Resurrection kind of swept over them, too, so that they may not even have thought of themselves as resurrection. Maybe it’s because men have controlled the interpretation of these texts, and therefore the tradition doesn’t see this liberation of women as resurrection. That has played a part. But the women don’t rise up for a million-woman march — they will eventually. Every resurrection includes its own thunder! But just now, they move with the message, a message that has claimed them in the totality of their being.

It’s the Word on her lips and in her heart. It needs no thunder. It is its own thunder. How can we understand this? Does a newborn baby know it lives or is life so utterly true, so profoundly concentrated that it treats death as if it were already gone, not even gone, but irrelevant to the life-force?

Resurrection – so sweeping and powerful that it’s more like crossing a continental divide than lightning or earthquake. Massive while at the same time located at a specific moment of personal significance. On one of our long-distance walks, on the Cumbria Way walk in England, which goes for about 75 miles from the south to the north, we crossed England’s continental divide. The maps told us that after we passed that divide, the streams would begin running north, whereas before they had all been flowing south. As we climbed the ridge of mountains that marked the divide, I found myself studying the creeks and streams, maybe imagining that I would see the water suddenly turn and leap north. Of course, I didn’t see that. And when we got to the top, I guess I knew we were passing over the divide, but I couldn’t see or feel it. I knew and yet didn’t know. And yet, in a sense, maybe my body was pulling slightly north. At first, we didn’t hear the water, but eventually could hear water moving just beneath our feet, in underground streams; then we saw the creeks and the spillways bounding down alongside us, clear as day. But before that, it was quiet, almost imperceptible.

Could it be that resurrection is this too? Not just the drama, but the quiet way freedom steals like song into the prison? Tom Long, a biblical scholar, thinks so: “Without even knowing that they had crossed the border, they left the old world, where hope is in constant danger, and might makes right, and peace has little chance . . . and dead people stay dead, and they entered the startling and breath-taking world of resurrection and life.”

Sometimes we hear thunder: Where O death is your victory, where O death is your sting? There is that. And then there’s also that moment when we pass from death into life without us even fully realizing that we have passed from death into life.

I received a note from a person in our community. He gave me permission to share his story, though he wants to remain anonymous.

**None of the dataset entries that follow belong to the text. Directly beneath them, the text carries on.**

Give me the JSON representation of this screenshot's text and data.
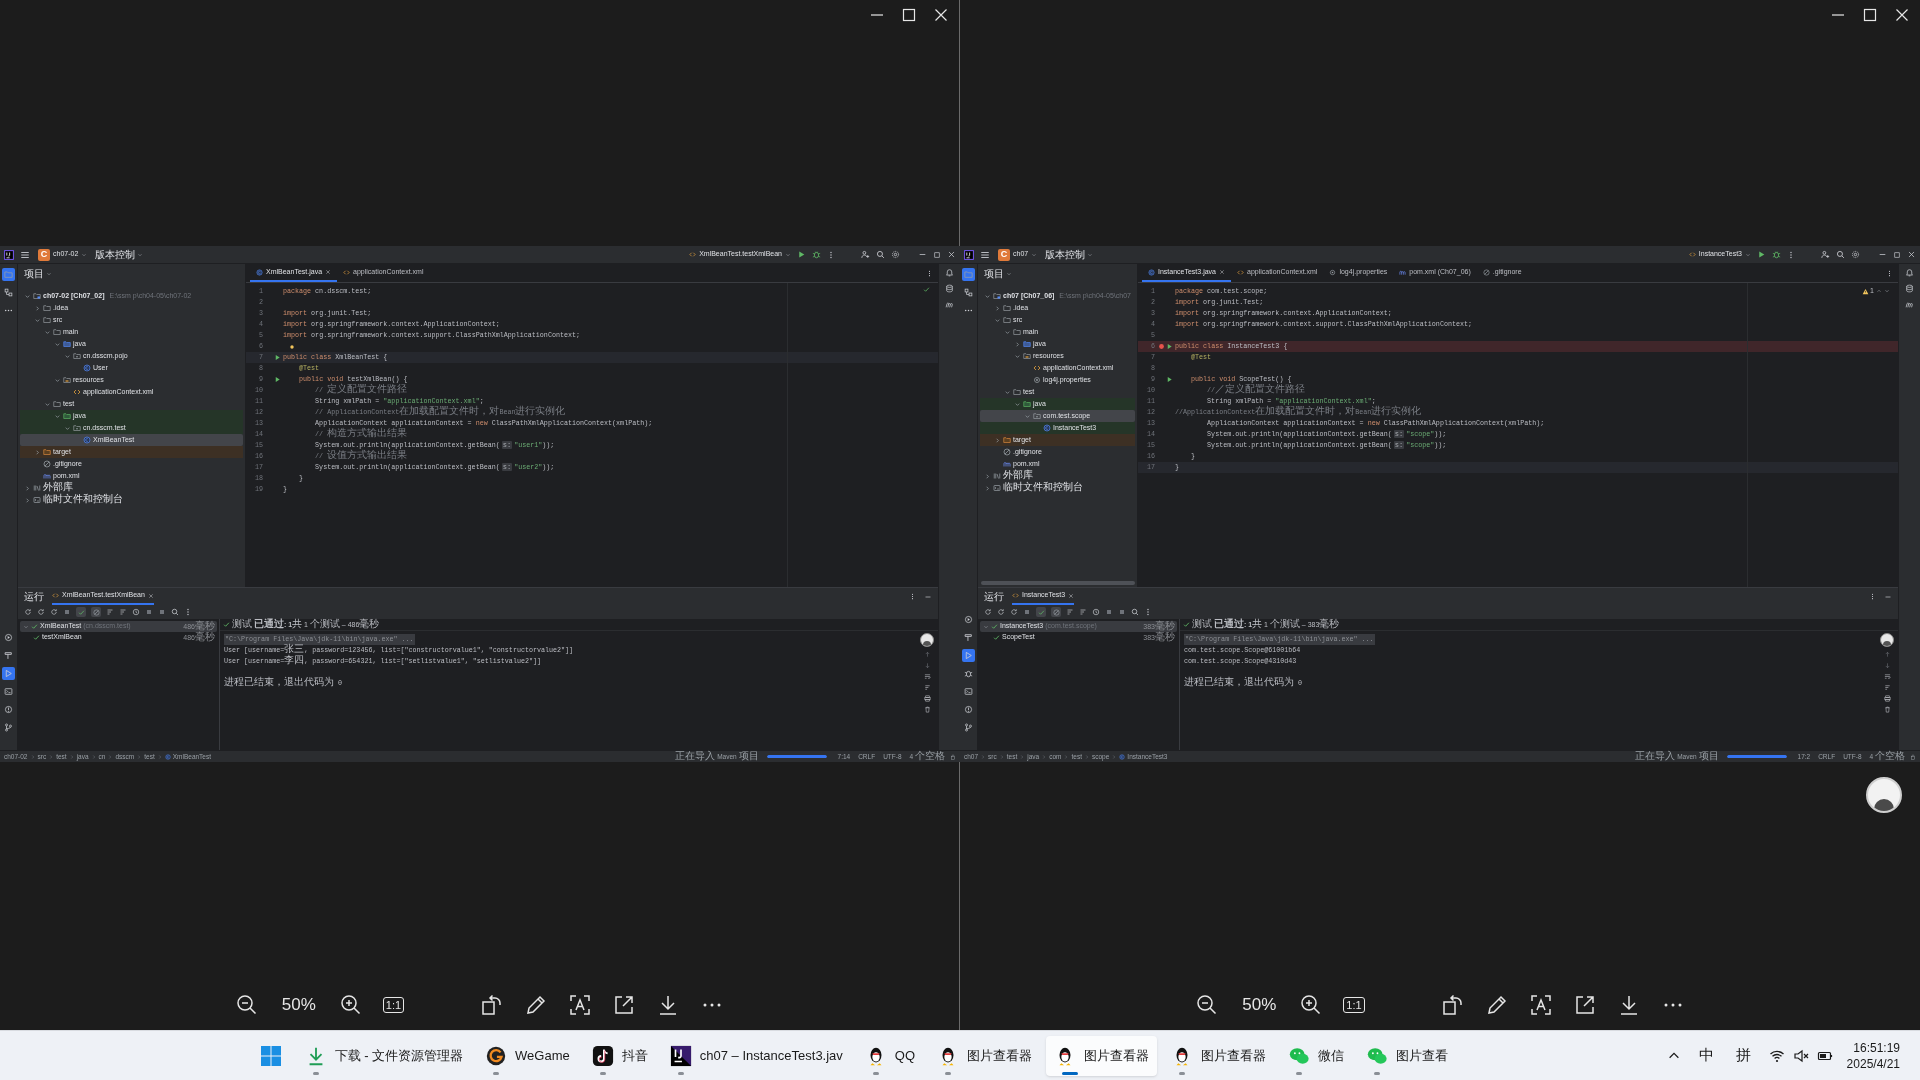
{
  "viewers": [
    {
      "ide": {
        "project_initial": "C",
        "project": "ch07-02",
        "vcs": "版本控制",
        "run_config": "XmlBeanTest.testXmlBean",
        "panel_title": "项目",
        "tool_strip_top": [
          {
            "kind": "project",
            "selected": true
          },
          {
            "kind": "structure",
            "selected": false
          },
          {
            "kind": "more",
            "selected": false
          }
        ],
        "tool_strip_bottom": [
          {
            "kind": "services",
            "selected": false
          },
          {
            "kind": "build",
            "selected": false
          },
          {
            "kind": "run",
            "selected": true
          },
          {
            "kind": "terminal",
            "selected": false
          },
          {
            "kind": "problems",
            "selected": false
          },
          {
            "kind": "git",
            "selected": false
          }
        ],
        "tree": [
          {
            "label": "ch07-02 [Ch07_02]",
            "path": "E:\\ssm p\\ch04-05\\ch07-02",
            "kind": "module",
            "expanded": true,
            "selected": false,
            "children": [
              {
                "label": ".idea",
                "kind": "folder",
                "expanded": false,
                "selected": false
              },
              {
                "label": "src",
                "kind": "folder",
                "expanded": true,
                "selected": false,
                "children": [
                  {
                    "label": "main",
                    "kind": "folder",
                    "expanded": true,
                    "selected": false,
                    "children": [
                      {
                        "label": "java",
                        "kind": "source",
                        "expanded": true,
                        "selected": false,
                        "children": [
                          {
                            "label": "cn.dsscm.pojo",
                            "kind": "package",
                            "expanded": true,
                            "selected": false,
                            "children": [
                              {
                                "label": "User",
                                "kind": "class",
                                "selected": false
                              }
                            ]
                          }
                        ]
                      },
                      {
                        "label": "resources",
                        "kind": "resources",
                        "expanded": true,
                        "selected": false,
                        "children": [
                          {
                            "label": "applicationContext.xml",
                            "kind": "xml",
                            "selected": false
                          }
                        ]
                      }
                    ]
                  },
                  {
                    "label": "test",
                    "kind": "folder",
                    "expanded": true,
                    "selected": false,
                    "children": [
                      {
                        "label": "java",
                        "kind": "test",
                        "color": "#253528",
                        "expanded": true,
                        "selected": false,
                        "children": [
                          {
                            "label": "cn.dsscm.test",
                            "kind": "package",
                            "color": "#253528",
                            "expanded": true,
                            "selected": false,
                            "children": [
                              {
                                "label": "XmlBeanTest",
                                "kind": "class",
                                "selected": true
                              }
                            ]
                          }
                        ]
                      }
                    ]
                  }
                ]
              },
              {
                "label": "target",
                "kind": "excluded",
                "color": "#3d3024",
                "expanded": false,
                "selected": false
              },
              {
                "label": ".gitignore",
                "kind": "gitignore",
                "selected": false
              },
              {
                "label": "pom.xml",
                "kind": "maven",
                "selected": false
              }
            ]
          },
          {
            "label": "外部库",
            "kind": "library",
            "expanded": false,
            "selected": false
          },
          {
            "label": "临时文件和控制台",
            "kind": "scratch",
            "expanded": false,
            "selected": false
          }
        ],
        "tabs": [
          {
            "label": "XmlBeanTest.java",
            "kind": "class",
            "selected": true
          },
          {
            "label": "applicationContext.xml",
            "kind": "xml",
            "selected": false
          }
        ],
        "inspection": {
          "kind": "ok"
        },
        "lines": [
          {
            "n": "1",
            "code": "package cn.dsscm.test;",
            "kind": "plain",
            "current": false
          },
          {
            "n": "2",
            "kind": "plain",
            "current": false
          },
          {
            "n": "3",
            "code": "import org.junit.Test;",
            "kind": "plain",
            "current": false
          },
          {
            "n": "4",
            "code": "import org.springframework.context.ApplicationContext;",
            "kind": "plain",
            "current": false
          },
          {
            "n": "5",
            "code": "import org.springframework.context.support.ClassPathXmlApplicationContext;",
            "kind": "plain",
            "current": false
          },
          {
            "n": "6",
            "kind": "bulb",
            "current": false
          },
          {
            "n": "7",
            "code": "public class XmlBeanTest {",
            "kind": "run",
            "current": true
          },
          {
            "n": "8",
            "code": "    @Test",
            "kind": "plain",
            "current": false
          },
          {
            "n": "9",
            "code": "    public void testXmlBean() {",
            "kind": "run",
            "current": false
          },
          {
            "n": "10",
            "code": "        // 定义配置文件路径",
            "kind": "plain",
            "current": false
          },
          {
            "n": "11",
            "code": "        String xmlPath = \"applicationContext.xml\";",
            "kind": "plain",
            "current": false
          },
          {
            "n": "12",
            "code": "        // ApplicationContext在加载配置文件时，对Bean进行实例化",
            "kind": "plain",
            "current": false
          },
          {
            "n": "13",
            "code": "        ApplicationContext applicationContext = new ClassPathXmlApplicationContext(xmlPath);",
            "kind": "plain",
            "current": false
          },
          {
            "n": "14",
            "code": "        // 构造方式输出结果",
            "kind": "plain",
            "current": false
          },
          {
            "n": "15",
            "code": "        System.out.println(applicationContext.getBean(",
            "hint": "s:",
            "code_after": "\"user1\"));",
            "kind": "plain",
            "current": false
          },
          {
            "n": "16",
            "code": "        // 设值方式输出结果",
            "kind": "plain",
            "current": false
          },
          {
            "n": "17",
            "code": "        System.out.println(applicationContext.getBean(",
            "hint": "s:",
            "code_after": "\"user2\"));",
            "kind": "plain",
            "current": false
          },
          {
            "n": "18",
            "code": "    }",
            "kind": "plain",
            "current": false
          },
          {
            "n": "19",
            "code": "}",
            "kind": "plain",
            "current": false
          }
        ],
        "run": {
          "title": "运行",
          "tab": "XmlBeanTest.testXmlBean",
          "summary": "测试 **已通过: 1**共 1 个测试 – 486毫秒",
          "tests": [
            {
              "name": "XmlBeanTest",
              "package": "(cn.dsscm.test)",
              "time": "486毫秒",
              "selected": true,
              "children": [
                {
                  "name": "testXmlBean",
                  "time": "486毫秒",
                  "selected": false
                }
              ]
            }
          ],
          "console": [
            {
              "text": "\"C:\\Program Files\\Java\\jdk-11\\bin\\java.exe\" ...",
              "kind": "command"
            },
            {
              "text": "User [username=张三, password=123456, list=[\"constructorvalue1\", \"constructorvalue2\"]]",
              "kind": "output"
            },
            {
              "text": "User [username=李四, password=654321, list=[\"setlistvalue1\", \"setlistvalue2\"]]",
              "kind": "output"
            },
            {
              "text": "进程已结束，退出代码为 0",
              "kind": "exit"
            }
          ]
        },
        "status": {
          "path": [
            "ch07-02",
            "src",
            "test",
            "java",
            "cn",
            "dsscm",
            "test",
            "XmlBeanTest"
          ],
          "task": "正在导入 Maven 项目",
          "level": 1,
          "position": "7:14",
          "line_separator": "CRLF",
          "encoding": "UTF-8",
          "indent": "4 个空格"
        }
      },
      "zoom": "50%",
      "actual_size": "1:1"
    },
    {
      "ide": {
        "project_initial": "C",
        "project": "ch07",
        "vcs": "版本控制",
        "run_config": "InstanceTest3",
        "panel_title": "项目",
        "tool_strip_top": [
          {
            "kind": "project",
            "selected": true
          },
          {
            "kind": "structure",
            "selected": false
          },
          {
            "kind": "more",
            "selected": false
          }
        ],
        "tool_strip_bottom": [
          {
            "kind": "services",
            "selected": false
          },
          {
            "kind": "build",
            "selected": false
          },
          {
            "kind": "run",
            "selected": true
          },
          {
            "kind": "debug",
            "selected": false
          },
          {
            "kind": "terminal",
            "selected": false
          },
          {
            "kind": "problems",
            "selected": false
          },
          {
            "kind": "git",
            "selected": false
          }
        ],
        "tree": [
          {
            "label": "ch07 [Ch07_06]",
            "path": "E:\\ssm p\\ch04-05\\ch07",
            "kind": "module",
            "expanded": true,
            "selected": false,
            "children": [
              {
                "label": ".idea",
                "kind": "folder",
                "expanded": false,
                "selected": false
              },
              {
                "label": "src",
                "kind": "folder",
                "expanded": true,
                "selected": false,
                "children": [
                  {
                    "label": "main",
                    "kind": "folder",
                    "expanded": true,
                    "selected": false,
                    "children": [
                      {
                        "label": "java",
                        "kind": "source",
                        "expanded": false,
                        "selected": false
                      },
                      {
                        "label": "resources",
                        "kind": "resources",
                        "expanded": true,
                        "selected": false,
                        "children": [
                          {
                            "label": "applicationContext.xml",
                            "kind": "xml",
                            "selected": false
                          },
                          {
                            "label": "log4j.properties",
                            "kind": "properties",
                            "selected": false
                          }
                        ]
                      }
                    ]
                  },
                  {
                    "label": "test",
                    "kind": "folder",
                    "expanded": true,
                    "selected": false,
                    "children": [
                      {
                        "label": "java",
                        "kind": "test",
                        "color": "#253528",
                        "expanded": true,
                        "selected": false,
                        "children": [
                          {
                            "label": "com.test.scope",
                            "kind": "package",
                            "expanded": true,
                            "selected": true,
                            "children": [
                              {
                                "label": "InstanceTest3",
                                "kind": "class",
                                "color": "#253528",
                                "selected": false
                              }
                            ]
                          }
                        ]
                      }
                    ]
                  }
                ]
              },
              {
                "label": "target",
                "kind": "excluded",
                "color": "#3d3024",
                "expanded": false,
                "selected": false
              },
              {
                "label": ".gitignore",
                "kind": "gitignore",
                "selected": false
              },
              {
                "label": "pom.xml",
                "kind": "maven",
                "selected": false
              }
            ]
          },
          {
            "label": "外部库",
            "kind": "library",
            "expanded": false,
            "selected": false
          },
          {
            "label": "临时文件和控制台",
            "kind": "scratch",
            "expanded": false,
            "selected": false
          }
        ],
        "tabs": [
          {
            "label": "InstanceTest3.java",
            "kind": "class",
            "selected": true
          },
          {
            "label": "applicationContext.xml",
            "kind": "xml",
            "selected": false
          },
          {
            "label": "log4j.properties",
            "kind": "properties",
            "selected": false
          },
          {
            "label": "pom.xml (Ch07_06)",
            "kind": "maven",
            "selected": false
          },
          {
            "label": ".gitignore",
            "kind": "gitignore",
            "selected": false
          }
        ],
        "inspection": {
          "kind": "warning",
          "count": "1"
        },
        "lines": [
          {
            "n": "1",
            "code": "package com.test.scope;",
            "kind": "plain",
            "current": false
          },
          {
            "n": "2",
            "code": "import org.junit.Test;",
            "kind": "plain",
            "current": false
          },
          {
            "n": "3",
            "code": "import org.springframework.context.ApplicationContext;",
            "kind": "plain",
            "current": false
          },
          {
            "n": "4",
            "code": "import org.springframework.context.support.ClassPathXmlApplicationContext;",
            "kind": "plain",
            "current": false
          },
          {
            "n": "5",
            "kind": "plain",
            "current": false
          },
          {
            "n": "6",
            "code": "public class InstanceTest3 {",
            "kind": "breakpoint",
            "current": false
          },
          {
            "n": "7",
            "code": "    @Test",
            "kind": "plain",
            "current": false
          },
          {
            "n": "8",
            "kind": "plain",
            "current": false
          },
          {
            "n": "9",
            "code": "    public void ScopeTest() {",
            "kind": "run",
            "current": false
          },
          {
            "n": "10",
            "code": "        //／定义配置文件路径",
            "kind": "plain",
            "current": false
          },
          {
            "n": "11",
            "code": "        String xmlPath = \"applicationContext.xml\";",
            "kind": "plain",
            "current": false
          },
          {
            "n": "12",
            "code": "//ApplicationContext在加载配置文件时，对Bean进行实例化",
            "kind": "plain",
            "current": false
          },
          {
            "n": "13",
            "code": "        ApplicationContext applicationContext = new ClassPathXmlApplicationContext(xmlPath);",
            "kind": "plain",
            "current": false
          },
          {
            "n": "14",
            "code": "        System.out.println(applicationContext.getBean(",
            "hint": "s:",
            "code_after": "\"scope\"));",
            "kind": "plain",
            "current": false
          },
          {
            "n": "15",
            "code": "        System.out.println(applicationContext.getBean(",
            "hint": "s:",
            "code_after": "\"scope\"));",
            "kind": "plain",
            "current": false
          },
          {
            "n": "16",
            "code": "    }",
            "kind": "plain",
            "current": false
          },
          {
            "n": "17",
            "code": "}",
            "kind": "plain",
            "current": true
          }
        ],
        "run": {
          "title": "运行",
          "tab": "InstanceTest3",
          "summary": "测试 **已通过: 1**共 1 个测试 – 383毫秒",
          "tests": [
            {
              "name": "InstanceTest3",
              "package": "(com.test.scope)",
              "time": "383毫秒",
              "selected": true,
              "children": [
                {
                  "name": "ScopeTest",
                  "time": "383毫秒",
                  "selected": false
                }
              ]
            }
          ],
          "console": [
            {
              "text": "\"C:\\Program Files\\Java\\jdk-11\\bin\\java.exe\" ...",
              "kind": "command"
            },
            {
              "text": "com.test.scope.Scope@61001b64",
              "kind": "output"
            },
            {
              "text": "com.test.scope.Scope@4310d43",
              "kind": "output"
            },
            {
              "text": "进程已结束，退出代码为 0",
              "kind": "exit"
            }
          ]
        },
        "status": {
          "path": [
            "ch07",
            "src",
            "test",
            "java",
            "com",
            "test",
            "scope",
            "InstanceTest3"
          ],
          "task": "正在导入 Maven 项目",
          "level": 1,
          "position": "17:2",
          "line_separator": "CRLF",
          "encoding": "UTF-8",
          "indent": "4 个空格"
        }
      },
      "zoom": "50%",
      "actual_size": "1:1"
    }
  ],
  "taskbar": {
    "items": [
      {
        "label": "下载 - 文件资源管理器",
        "kind": "download",
        "selected": false
      },
      {
        "label": "WeGame",
        "kind": "wegame",
        "selected": false
      },
      {
        "label": "抖音",
        "kind": "douyin",
        "selected": false
      },
      {
        "label": "ch07 – InstanceTest3.jav",
        "kind": "ide",
        "selected": false
      },
      {
        "label": "QQ",
        "kind": "qq",
        "selected": false
      },
      {
        "label": "图片查看器",
        "kind": "qq",
        "selected": false
      },
      {
        "label": "图片查看器",
        "kind": "qq",
        "selected": true
      },
      {
        "label": "图片查看器",
        "kind": "qq",
        "selected": false
      },
      {
        "label": "微信",
        "kind": "wechat",
        "selected": false
      },
      {
        "label": "图片查看",
        "kind": "wechat",
        "selected": false
      }
    ],
    "input_mode": "中",
    "ime": "拼",
    "time": "16:51:19",
    "date": "2025/4/21"
  }
}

Maybe it’s one person’s experience of passing from death into life:

Each of us, he writes, is trying do our part to be meaningful in these difficult times. I’ve decided to be a contact person for friends and family. In the last two weeks I’ve spoken to friends and family in 22 different states and beyond. Most have been personal conversations during which I’ve encouraged folk to dig deep and think of someone they haven’t spoken to in a long time and to stop and give them a call. I’m already receiving feedback in the form of “Thank you’s” for having made the prompt. It is an intentional and sometimes emotional connection for me because I know that I’m being called to do it. I try to average three calls a day and when I must leave a message, I always receive a return call. Each call “makes my day” just as I hear others saying the same thing to me. I’m thankful, I know I’m blessed in so many ways, and I just wanted to share that with you.

Passing from death into life. Suddenly, Jesus appeared to the women. And by God’s grace and to God’s glory, Jesus appears to us as well, as we pass from death into life.